::: Excerpted records
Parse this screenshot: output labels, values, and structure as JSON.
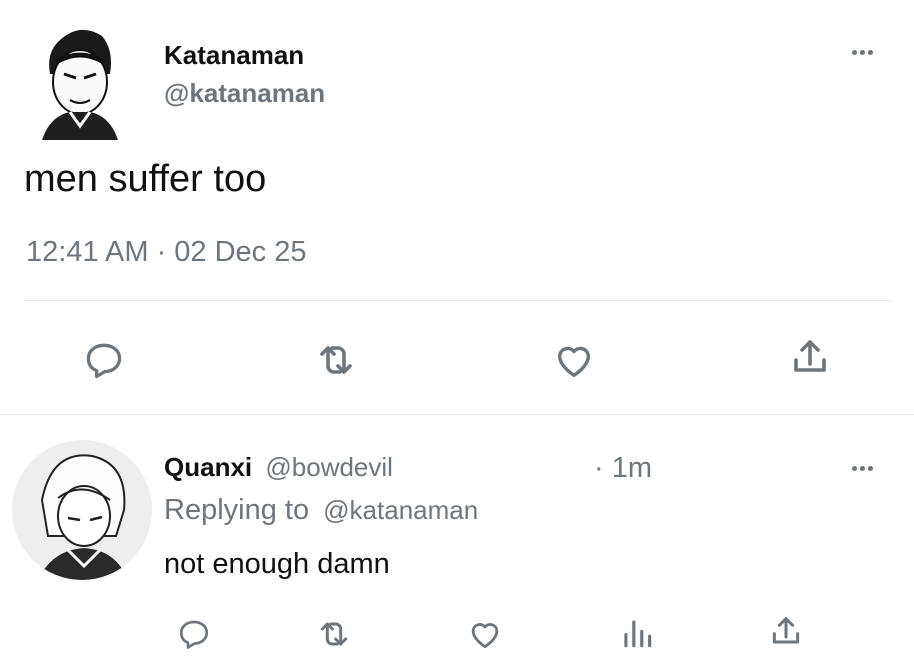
{
  "main_tweet": {
    "display_name": "Katanaman",
    "handle": "@katanaman",
    "text": "men suffer too",
    "timestamp": "12:41 AM · 02 Dec 25",
    "avatar_icon": "manga-man-avatar",
    "actions": [
      "reply-icon",
      "retweet-icon",
      "like-icon",
      "share-icon"
    ]
  },
  "reply_tweet": {
    "display_name": "Quanxi",
    "handle": "@bowdevil",
    "time_ago": "· 1m",
    "replying_prefix": "Replying to",
    "replying_handle": "@katanaman",
    "text": "not enough damn",
    "avatar_icon": "manga-woman-avatar",
    "actions": [
      "reply-icon",
      "retweet-icon",
      "like-icon",
      "views-icon",
      "share-icon"
    ]
  },
  "colors": {
    "text": "#0f1419",
    "muted": "#6e767d",
    "accent_link": "#1d9bf0",
    "divider": "#e4e8eb"
  }
}
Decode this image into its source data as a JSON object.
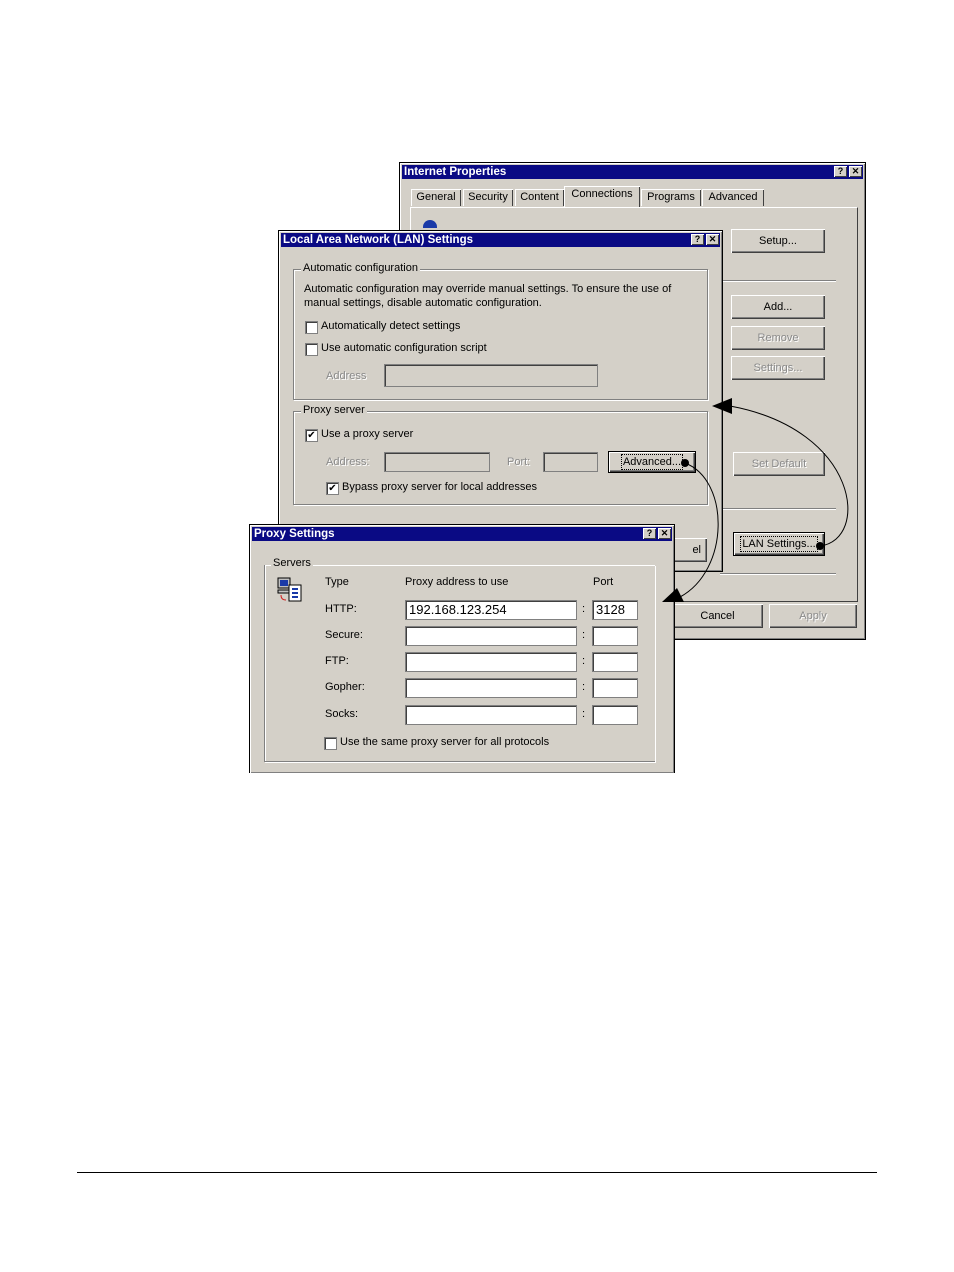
{
  "internet_properties": {
    "title": "Internet Properties",
    "help_label": "?",
    "close_label": "✕",
    "tabs": [
      {
        "label": "General",
        "active": false
      },
      {
        "label": "Security",
        "active": false
      },
      {
        "label": "Content",
        "active": false
      },
      {
        "label": "Connections",
        "active": true
      },
      {
        "label": "Programs",
        "active": false
      },
      {
        "label": "Advanced",
        "active": false
      }
    ],
    "buttons": {
      "setup": "Setup...",
      "add": "Add...",
      "remove": "Remove",
      "settings": "Settings...",
      "set_default": "Set Default",
      "lan_settings": "LAN Settings...",
      "cancel": "Cancel",
      "apply": "Apply"
    }
  },
  "lan_settings": {
    "title": "Local Area Network (LAN) Settings",
    "help_label": "?",
    "close_label": "✕",
    "auto_config": {
      "group_label": "Automatic configuration",
      "description_line1": "Automatic configuration may override manual settings.  To ensure the use of",
      "description_line2": "manual settings, disable automatic configuration.",
      "auto_detect_label": "Automatically detect settings",
      "auto_detect_checked": false,
      "use_script_label": "Use automatic configuration script",
      "use_script_checked": false,
      "address_label": "Address",
      "address_value": ""
    },
    "proxy_server": {
      "group_label": "Proxy server",
      "use_proxy_label": "Use a proxy server",
      "use_proxy_checked": true,
      "address_label": "Address:",
      "address_value": "",
      "port_label": "Port:",
      "port_value": "",
      "advanced_button": "Advanced...",
      "bypass_label": "Bypass proxy server for local addresses",
      "bypass_checked": true
    },
    "cancel_partial": "el"
  },
  "proxy_settings": {
    "title": "Proxy Settings",
    "help_label": "?",
    "close_label": "✕",
    "servers_label": "Servers",
    "col_type": "Type",
    "col_address": "Proxy address to use",
    "col_port": "Port",
    "separator": ":",
    "rows": [
      {
        "type": "HTTP:",
        "address": "192.168.123.254",
        "port": "3128"
      },
      {
        "type": "Secure:",
        "address": "",
        "port": ""
      },
      {
        "type": "FTP:",
        "address": "",
        "port": ""
      },
      {
        "type": "Gopher:",
        "address": "",
        "port": ""
      },
      {
        "type": "Socks:",
        "address": "",
        "port": ""
      }
    ],
    "same_proxy_label": "Use the same proxy server for all protocols",
    "same_proxy_checked": false
  },
  "glyphs": {
    "check": "✔"
  }
}
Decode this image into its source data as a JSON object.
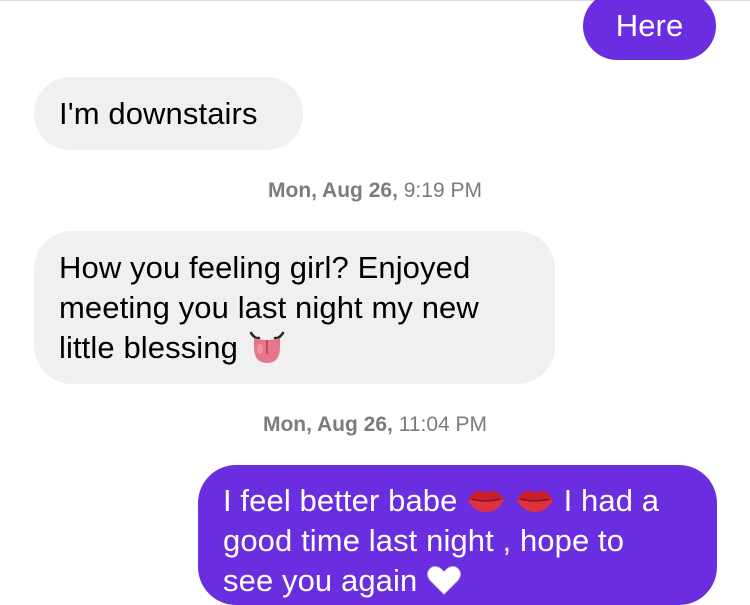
{
  "conversation": {
    "messages": [
      {
        "type": "sent",
        "text": "Here"
      },
      {
        "type": "received",
        "text": "I'm downstairs"
      },
      {
        "type": "timestamp",
        "day": "Mon, Aug 26,",
        "time": "9:19 PM"
      },
      {
        "type": "received",
        "lines": [
          "How you feeling girl? Enjoyed",
          "meeting you last night my new",
          "little blessing"
        ],
        "emoji": "tongue-emoji"
      },
      {
        "type": "timestamp",
        "day": "Mon, Aug 26,",
        "time": "11:04 PM"
      },
      {
        "type": "sent",
        "parts": [
          "I feel better babe",
          "I had a"
        ],
        "line2": "good time last night , hope to",
        "line3_partial": "see you again",
        "emojis": [
          "kiss-mark-emoji",
          "kiss-mark-emoji",
          "white-heart-emoji"
        ]
      }
    ]
  },
  "colors": {
    "sent_bubble": "#6a2ee0",
    "received_bubble": "#f0f0f0",
    "timestamp_text": "#7b7b80"
  }
}
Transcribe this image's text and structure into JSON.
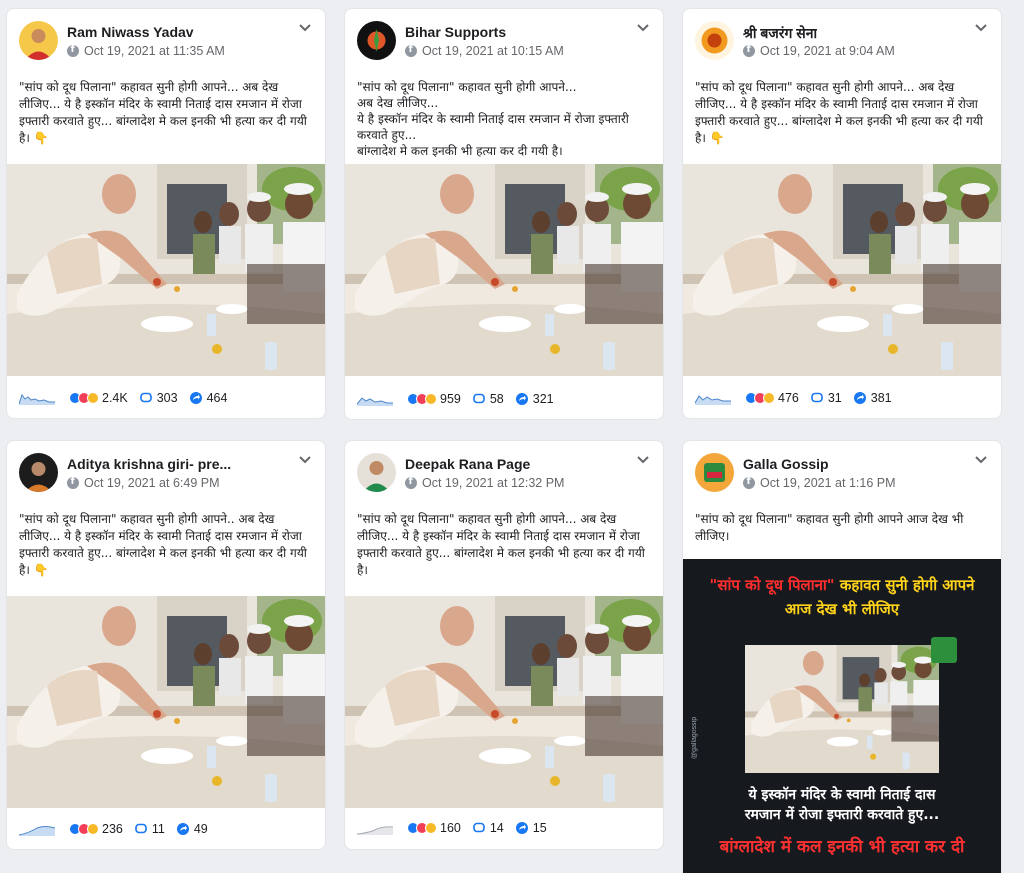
{
  "colors": {
    "page_bg": "#eceef1",
    "card_bg": "#ffffff",
    "meta_text": "#65676b",
    "like_blue": "#1877f2",
    "love_red": "#f33e58",
    "wow_yellow": "#f7b928",
    "poster_yellow": "#ffd21a",
    "poster_red": "#ff3030"
  },
  "icons": {
    "platform": "facebook-icon",
    "menu": "chevron-down-icon",
    "interactions": "sparkline-icon",
    "reactions": "reactions-icon",
    "comments": "comment-icon",
    "shares": "share-icon",
    "pointing": "pointing-down-emoji"
  },
  "posts": [
    {
      "author": "Ram Niwass Yadav",
      "date": "Oct 19, 2021 at 11:35 AM",
      "message": "\"सांप को दूध पिलाना\" कहावत सुनी होगी आपने... अब देख लीजिए... ये है इस्कॉन मंदिर के स्वामी निताई दास रमजान में रोजा इफ्तारी करवाते हुए... बांग्लादेश मे कल इनकी भी हत्या कर दी गयी है। 👇",
      "reactions": "2.4K",
      "comments": "303",
      "shares": "464"
    },
    {
      "author": "Bihar Supports",
      "date": "Oct 19, 2021 at 10:15 AM",
      "message": "\"सांप को दूध पिलाना\" कहावत सुनी होगी आपने...\nअब देख लीजिए...\nये है इस्कॉन मंदिर के स्वामी निताई दास रमजान में रोजा इफ्तारी करवाते हुए...\nबांग्लादेश मे कल इनकी भी हत्या कर दी गयी है।",
      "reactions": "959",
      "comments": "58",
      "shares": "321"
    },
    {
      "author": "श्री बजरंग सेना",
      "date": "Oct 19, 2021 at 9:04 AM",
      "message": "\"सांप को दूध पिलाना\" कहावत सुनी होगी आपने... अब देख लीजिए... ये है इस्कॉन मंदिर के स्वामी निताई दास रमजान में रोजा इफ्तारी करवाते हुए... बांग्लादेश मे कल इनकी भी हत्या कर दी गयी है। 👇",
      "reactions": "476",
      "comments": "31",
      "shares": "381"
    },
    {
      "author": "Aditya krishna giri- pre...",
      "date": "Oct 19, 2021 at 6:49 PM",
      "message": "\"सांप को दूध पिलाना\" कहावत सुनी होगी आपने.. अब देख लीजिए... ये है इस्कॉन मंदिर के स्वामी निताई दास रमजान में रोजा इफ्तारी करवाते हुए... बांग्लादेश मे कल इनकी भी हत्या कर दी गयी है। 👇",
      "reactions": "236",
      "comments": "11",
      "shares": "49"
    },
    {
      "author": "Deepak Rana Page",
      "date": "Oct 19, 2021 at 12:32 PM",
      "message": "\"सांप को दूध पिलाना\" कहावत सुनी होगी आपने... अब देख लीजिए... ये है इस्कॉन मंदिर के स्वामी निताई दास रमजान में रोजा इफ्तारी करवाते हुए... बांग्लादेश मे कल इनकी भी हत्या कर दी गयी है।",
      "reactions": "160",
      "comments": "14",
      "shares": "15"
    },
    {
      "author": "Galla Gossip",
      "date": "Oct 19, 2021 at 1:16 PM",
      "message": "\"सांप को दूध पिलाना\" कहावत सुनी होगी आपने आज देख भी लीजिए।",
      "poster": {
        "line1_quote": "\"सांप को दूध पिलाना\"",
        "line1_rest": " कहावत सुनी होगी आपने",
        "line2": "आज देख भी लीजिए",
        "mid1": "ये इस्कॉन मंदिर के स्वामी निताई दास",
        "mid2": "रमजान में रोजा इफ्तारी करवाते हुए...",
        "bottom": "बांग्लादेश में कल इनकी भी हत्या कर दी",
        "side": "@gallagossip"
      }
    }
  ]
}
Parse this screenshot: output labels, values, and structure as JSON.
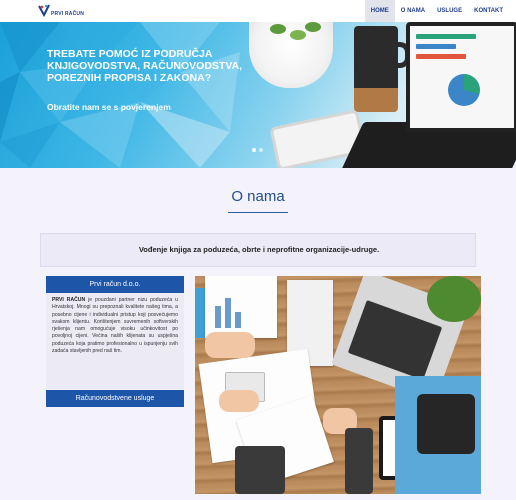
{
  "header": {
    "logo_text": "PRVI RAČUN",
    "nav": [
      {
        "label": "HOME",
        "active": true
      },
      {
        "label": "O NAMA",
        "active": false
      },
      {
        "label": "USLUGE",
        "active": false
      },
      {
        "label": "KONTAKT",
        "active": false
      }
    ]
  },
  "hero": {
    "title": "TREBATE POMOĆ IZ PODRUČJA KNJIGOVODSTVA, RAČUNOVODSTVA, POREZNIH PROPISA I ZAKONA?",
    "subtitle": "Obratite nam se s povjerenjem",
    "slides": 2,
    "active_slide": 1
  },
  "about": {
    "title": "O nama",
    "banner": "Vođenje knjiga za poduzeća, obrte i neprofitne organizacije-udruge.",
    "card": {
      "header": "Prvi račun d.o.o.",
      "company": "PRVI RAČUN",
      "body": " je pouzdani partner nizu poduzeća u Hrvatskoj. Mnogi su prepoznali kvalitete našeg tima, a posebno cijene i individualni pristup koji posvećujemo svakom klijentu. Korištenjem suvremenih softverskih rješenja nam omogućuje visoku učinkovitost po povoljnoj cijeni. Većina naših klijenata su uspješna poduzeća koja pratimo profesionalno u ispunjenju svih zadaća stavljenih pred naš tim.",
      "button": "Računovodstvene usluge"
    }
  },
  "colors": {
    "primary": "#1d56a8",
    "navy": "#1f3e8c",
    "page_bg": "#f4f2fb",
    "hero_blue": "#1aa0d8"
  }
}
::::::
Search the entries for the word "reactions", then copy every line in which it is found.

    "reactions": "reactions-icon",
      "reactions": "2.4K",
      "reactions": "959",
      "reactions": "476",
      "reactions": "236",
      "reactions": "160",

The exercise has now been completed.